Re-watched Syracuse-Kansas 2003 title game tonight. Reminded me of your old blog post, “Did Kansas choke?”

As a Syracuse fan, the idea that Kansas choked always bugged me. Not only does it feels like a swipe at the legitimacy Syracuse’s title, but the numbers don’t hold up. Surprising though it may be, Kansas was actually more efficient from the free throw line than Syracuse that night.  Take a look at the play-by-play and box score here:

Kansas went 12-30 from the line, and missed the front end of 2 one-and-ones. Effectively, that is 12-32.  However, Kansas also scored 6 points via offensive rebounds on their missed free throws.  So, effectively, Kansas produced 18 points from 32 free throw attempts.

Syracuse went 10-17 from the line.  They also missed the front end of 1 one-and-one, and scored zero points from offensive rebounds on missed free throws.  So, effectively, Syracuse produced 10 points from 18 free throw attempts.

Kansas: 18-32 for an efficiency rate of 0.5625 per free throw
Syracuse: 10-18 for an efficiency rate of 0.5556 per free throw

Thus, Kansas was actually slightly more efficient in terms of effective points per free throw attempt than Syracuse.

The 2003 national title game was actually won and lost at the three-point line, not the free throw line.  Syracuse shot 11-18 beyond the arc, while Kansas went only 4-20.  Whether or not you consider that to be luck might be another matter.  However, as a Syracuse fan and a number cruncher, I feel a lot more comfortable discussing Syracuse’s timely three-point shooting than the illusion of Kansas choking from the line.
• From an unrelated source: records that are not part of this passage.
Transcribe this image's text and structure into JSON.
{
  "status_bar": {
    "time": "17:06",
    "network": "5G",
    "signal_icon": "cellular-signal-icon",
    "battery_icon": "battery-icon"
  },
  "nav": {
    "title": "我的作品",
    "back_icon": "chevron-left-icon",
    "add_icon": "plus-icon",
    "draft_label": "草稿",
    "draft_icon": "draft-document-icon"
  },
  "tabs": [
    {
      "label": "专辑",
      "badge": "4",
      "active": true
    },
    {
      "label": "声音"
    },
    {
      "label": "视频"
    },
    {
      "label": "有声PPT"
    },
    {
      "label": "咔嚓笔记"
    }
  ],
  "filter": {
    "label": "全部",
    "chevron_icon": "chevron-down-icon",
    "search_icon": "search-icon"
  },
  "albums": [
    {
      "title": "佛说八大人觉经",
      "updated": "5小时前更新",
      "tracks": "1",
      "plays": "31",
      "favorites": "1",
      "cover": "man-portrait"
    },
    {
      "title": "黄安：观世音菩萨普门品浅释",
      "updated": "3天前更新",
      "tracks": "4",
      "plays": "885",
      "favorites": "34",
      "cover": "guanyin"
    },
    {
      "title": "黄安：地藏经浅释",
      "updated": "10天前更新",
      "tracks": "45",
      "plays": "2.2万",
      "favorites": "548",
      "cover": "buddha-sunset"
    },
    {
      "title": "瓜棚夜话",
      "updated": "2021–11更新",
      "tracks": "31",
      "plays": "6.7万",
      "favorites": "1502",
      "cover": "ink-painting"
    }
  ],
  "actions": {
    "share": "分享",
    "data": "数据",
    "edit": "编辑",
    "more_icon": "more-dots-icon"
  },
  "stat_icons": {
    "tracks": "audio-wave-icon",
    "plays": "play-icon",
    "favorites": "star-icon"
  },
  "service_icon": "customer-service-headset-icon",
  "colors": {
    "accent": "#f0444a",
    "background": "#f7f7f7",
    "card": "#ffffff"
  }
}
Keep up the great work. Thanks for reading my email.

Chris Bowers